[BRIEF]
From the records below, copy each line in which the string "Dive" occurs.

### INPUT

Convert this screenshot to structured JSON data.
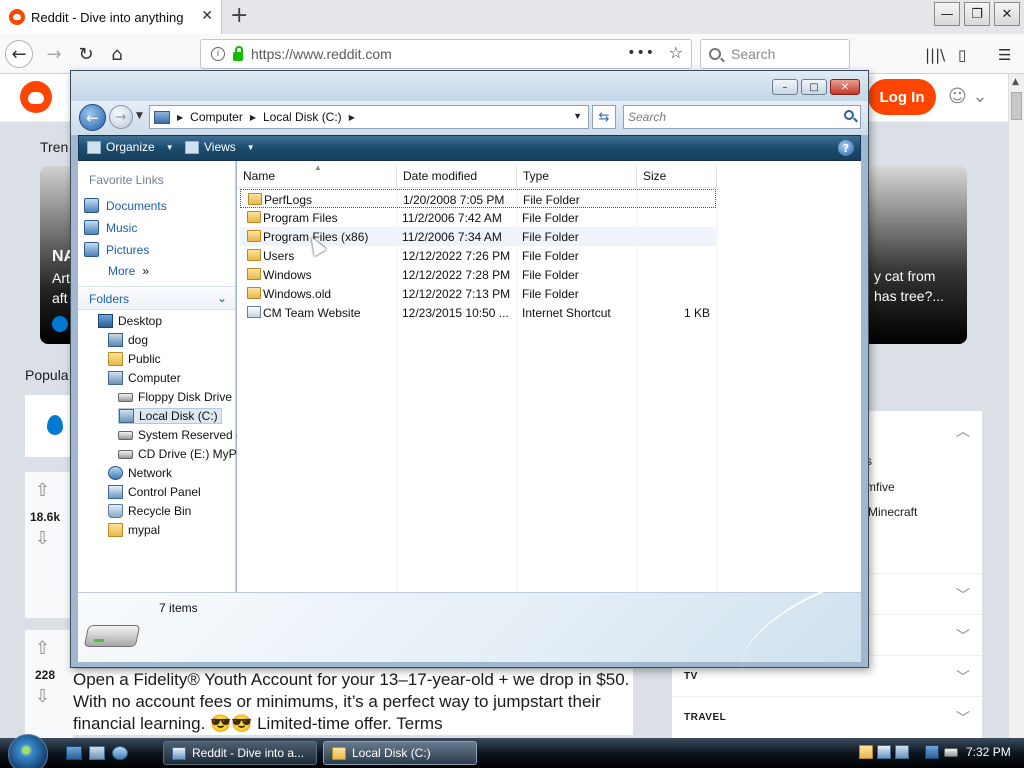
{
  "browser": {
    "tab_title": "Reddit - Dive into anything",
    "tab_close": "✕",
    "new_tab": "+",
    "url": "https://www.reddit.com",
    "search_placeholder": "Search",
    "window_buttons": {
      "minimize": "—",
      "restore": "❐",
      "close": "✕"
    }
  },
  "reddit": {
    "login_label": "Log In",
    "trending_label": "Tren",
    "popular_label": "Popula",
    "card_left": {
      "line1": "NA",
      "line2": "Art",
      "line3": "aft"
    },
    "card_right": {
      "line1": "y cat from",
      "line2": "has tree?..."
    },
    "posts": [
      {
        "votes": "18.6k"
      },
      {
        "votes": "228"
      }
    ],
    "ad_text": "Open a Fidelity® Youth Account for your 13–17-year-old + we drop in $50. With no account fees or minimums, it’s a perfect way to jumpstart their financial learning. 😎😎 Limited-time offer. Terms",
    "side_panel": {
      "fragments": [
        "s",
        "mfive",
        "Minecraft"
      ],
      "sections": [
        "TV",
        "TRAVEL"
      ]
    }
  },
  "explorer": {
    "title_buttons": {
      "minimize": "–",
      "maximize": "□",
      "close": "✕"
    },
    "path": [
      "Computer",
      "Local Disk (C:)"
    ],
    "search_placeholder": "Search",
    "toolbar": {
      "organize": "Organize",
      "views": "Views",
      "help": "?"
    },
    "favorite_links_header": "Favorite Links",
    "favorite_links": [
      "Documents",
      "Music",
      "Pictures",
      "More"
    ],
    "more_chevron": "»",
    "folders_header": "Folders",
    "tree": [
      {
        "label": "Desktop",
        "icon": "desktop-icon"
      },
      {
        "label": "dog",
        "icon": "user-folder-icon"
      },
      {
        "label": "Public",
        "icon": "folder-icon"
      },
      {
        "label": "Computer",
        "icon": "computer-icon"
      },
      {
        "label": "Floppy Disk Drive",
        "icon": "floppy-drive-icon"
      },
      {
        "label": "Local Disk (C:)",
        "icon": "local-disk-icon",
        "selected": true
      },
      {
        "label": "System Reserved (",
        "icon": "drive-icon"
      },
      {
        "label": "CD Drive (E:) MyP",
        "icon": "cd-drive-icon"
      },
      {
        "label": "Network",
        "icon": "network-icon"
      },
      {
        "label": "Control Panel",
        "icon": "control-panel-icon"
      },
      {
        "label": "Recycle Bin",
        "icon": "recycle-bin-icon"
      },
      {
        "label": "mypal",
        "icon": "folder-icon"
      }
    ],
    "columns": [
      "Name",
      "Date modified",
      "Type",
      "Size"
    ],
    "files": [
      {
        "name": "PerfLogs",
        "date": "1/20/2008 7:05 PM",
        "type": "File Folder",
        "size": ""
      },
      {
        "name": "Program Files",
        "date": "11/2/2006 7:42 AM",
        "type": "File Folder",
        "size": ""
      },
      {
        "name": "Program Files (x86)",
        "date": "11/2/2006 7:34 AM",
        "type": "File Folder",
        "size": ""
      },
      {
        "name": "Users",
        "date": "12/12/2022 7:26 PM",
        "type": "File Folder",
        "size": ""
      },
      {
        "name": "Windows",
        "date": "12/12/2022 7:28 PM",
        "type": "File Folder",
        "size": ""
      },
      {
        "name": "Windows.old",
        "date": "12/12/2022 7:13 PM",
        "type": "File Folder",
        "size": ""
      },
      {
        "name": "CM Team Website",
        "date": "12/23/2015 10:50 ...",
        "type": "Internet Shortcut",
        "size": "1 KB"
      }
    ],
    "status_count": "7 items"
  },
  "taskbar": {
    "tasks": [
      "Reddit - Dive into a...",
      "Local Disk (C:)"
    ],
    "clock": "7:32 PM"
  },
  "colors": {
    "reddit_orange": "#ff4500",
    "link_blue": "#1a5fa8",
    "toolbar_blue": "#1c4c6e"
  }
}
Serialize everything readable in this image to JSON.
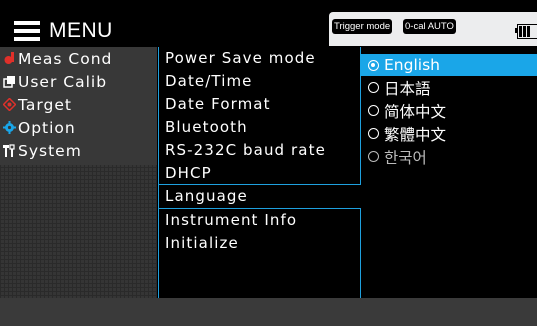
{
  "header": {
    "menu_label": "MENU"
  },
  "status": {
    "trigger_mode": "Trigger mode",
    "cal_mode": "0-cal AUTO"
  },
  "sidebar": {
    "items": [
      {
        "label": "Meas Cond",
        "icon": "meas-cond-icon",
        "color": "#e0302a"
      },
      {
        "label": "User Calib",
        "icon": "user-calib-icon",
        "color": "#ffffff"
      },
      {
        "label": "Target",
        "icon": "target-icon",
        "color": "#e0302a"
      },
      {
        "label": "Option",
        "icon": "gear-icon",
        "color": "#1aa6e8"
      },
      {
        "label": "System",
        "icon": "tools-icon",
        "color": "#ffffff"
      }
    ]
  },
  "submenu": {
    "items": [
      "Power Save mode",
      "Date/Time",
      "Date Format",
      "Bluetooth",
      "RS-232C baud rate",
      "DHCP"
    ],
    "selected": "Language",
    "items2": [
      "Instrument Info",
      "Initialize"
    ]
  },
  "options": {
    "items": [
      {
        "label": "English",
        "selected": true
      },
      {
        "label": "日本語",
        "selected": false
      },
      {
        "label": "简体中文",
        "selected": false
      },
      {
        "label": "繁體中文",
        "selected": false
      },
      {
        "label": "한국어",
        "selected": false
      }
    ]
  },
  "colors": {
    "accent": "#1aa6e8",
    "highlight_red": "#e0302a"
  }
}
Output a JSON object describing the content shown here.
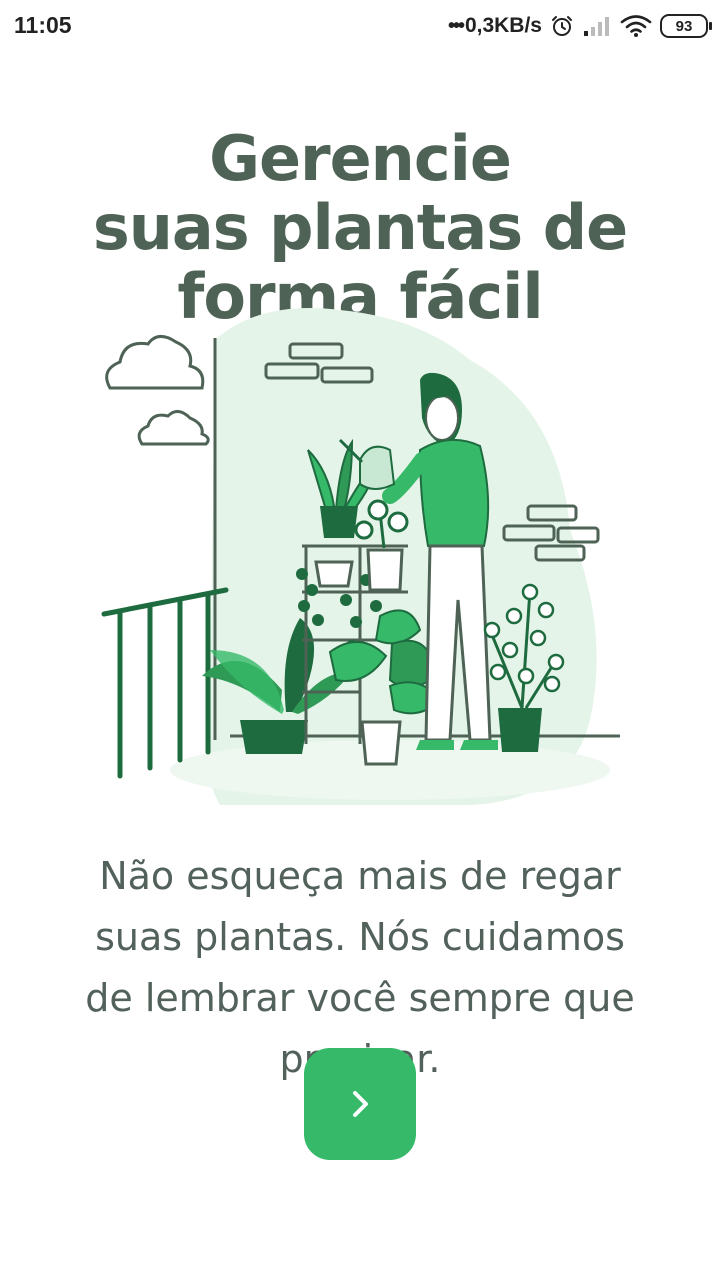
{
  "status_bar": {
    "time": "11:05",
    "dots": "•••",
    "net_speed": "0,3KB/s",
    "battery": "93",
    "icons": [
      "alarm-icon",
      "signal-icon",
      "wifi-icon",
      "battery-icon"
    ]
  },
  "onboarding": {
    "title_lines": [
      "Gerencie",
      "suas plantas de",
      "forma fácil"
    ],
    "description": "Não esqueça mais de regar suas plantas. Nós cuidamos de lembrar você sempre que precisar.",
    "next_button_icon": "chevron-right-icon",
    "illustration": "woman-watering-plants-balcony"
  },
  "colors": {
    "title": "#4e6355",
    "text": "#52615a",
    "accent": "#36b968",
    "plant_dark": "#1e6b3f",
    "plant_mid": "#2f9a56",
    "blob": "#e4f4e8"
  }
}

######

[RESPONSE FOR THIS EXERCISE]
    "tab_title": "Reddit - Dive into anything",
      "Reddit - Dive into a...",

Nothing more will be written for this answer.